**Brief:**
What is the number of lines in these records with "value" in them? Answer with that number only.

**Records shown:**
◆ ◆ ◆ ◆ ◆ ◆ ◆
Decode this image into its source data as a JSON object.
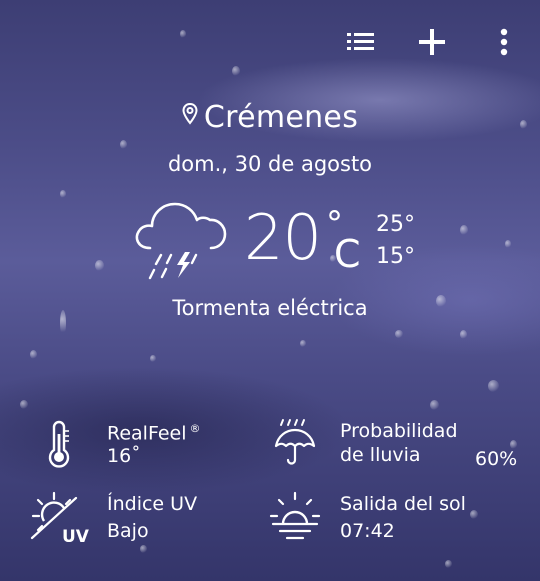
{
  "toolbar": {
    "list_icon": "list-icon",
    "add_icon": "plus-icon",
    "menu_icon": "more-vert-icon"
  },
  "location": {
    "name": "Crémenes",
    "icon": "location-pin-icon"
  },
  "date": "dom., 30 de agosto",
  "current": {
    "icon": "thunderstorm-rain-icon",
    "temperature": "20",
    "degree_symbol": "°",
    "unit": "C",
    "high": "25°",
    "low": "15°",
    "condition": "Tormenta eléctrica"
  },
  "details": {
    "realfeel": {
      "label": "RealFeel",
      "mark": "®",
      "value": "16˚",
      "icon": "thermometer-icon"
    },
    "rain": {
      "label_line1": "Probabilidad",
      "label_line2": "de lluvia",
      "value": "60%",
      "icon": "umbrella-rain-icon"
    },
    "uv": {
      "label": "Índice UV",
      "value": "Bajo",
      "icon": "uv-sun-icon",
      "icon_text": "UV"
    },
    "sunrise": {
      "label": "Salida del sol",
      "value": "07:42",
      "icon": "sunrise-icon"
    }
  }
}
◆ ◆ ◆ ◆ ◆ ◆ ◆
**Response to this exercise:**
4